- **Exercise aim**: Search the records for "VOGUE". Report every line where it occurs.

═════ Provided data ═════

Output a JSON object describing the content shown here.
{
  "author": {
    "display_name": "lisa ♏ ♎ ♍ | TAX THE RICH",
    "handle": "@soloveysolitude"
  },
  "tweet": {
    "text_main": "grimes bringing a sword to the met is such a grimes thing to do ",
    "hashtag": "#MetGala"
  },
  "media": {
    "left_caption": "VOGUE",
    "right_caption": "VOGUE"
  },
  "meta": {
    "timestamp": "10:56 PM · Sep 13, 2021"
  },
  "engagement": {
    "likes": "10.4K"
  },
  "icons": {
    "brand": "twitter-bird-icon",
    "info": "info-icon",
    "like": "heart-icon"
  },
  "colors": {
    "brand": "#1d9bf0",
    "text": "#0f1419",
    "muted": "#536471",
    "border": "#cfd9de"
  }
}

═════

- **Answer box**:
    "left_caption": "VOGUE",
    "right_caption": "VOGUE"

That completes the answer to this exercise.